Print the whole listing, keeping every line exactly as given.

PROVIDED DATA>
★ ★ ★
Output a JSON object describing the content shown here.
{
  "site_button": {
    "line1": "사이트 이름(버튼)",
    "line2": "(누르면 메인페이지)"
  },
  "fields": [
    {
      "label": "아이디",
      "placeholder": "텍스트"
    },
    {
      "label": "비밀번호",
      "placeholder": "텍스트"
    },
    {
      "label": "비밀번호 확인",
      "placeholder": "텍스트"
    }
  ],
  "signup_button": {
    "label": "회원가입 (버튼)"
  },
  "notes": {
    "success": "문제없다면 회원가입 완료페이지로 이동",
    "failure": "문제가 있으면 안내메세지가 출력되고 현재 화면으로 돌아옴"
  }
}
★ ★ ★
YOUR RESPONSE>
Output a JSON object describing the content shown here.
{
  "site_button": {
    "line1": "사이트 이름(버튼)",
    "line2": "(누르면 메인페이지)"
  },
  "fields": [
    {
      "label": "아이디",
      "placeholder": "텍스트"
    },
    {
      "label": "비밀번호",
      "placeholder": "텍스트"
    },
    {
      "label": "비밀번호 확인",
      "placeholder": "텍스트"
    }
  ],
  "signup_button": {
    "label": "회원가입 (버튼)"
  },
  "notes": {
    "success": "문제없다면 회원가입 완료페이지로 이동",
    "failure": "문제가 있으면 안내메세지가 출력되고 현재 화면으로 돌아옴"
  }
}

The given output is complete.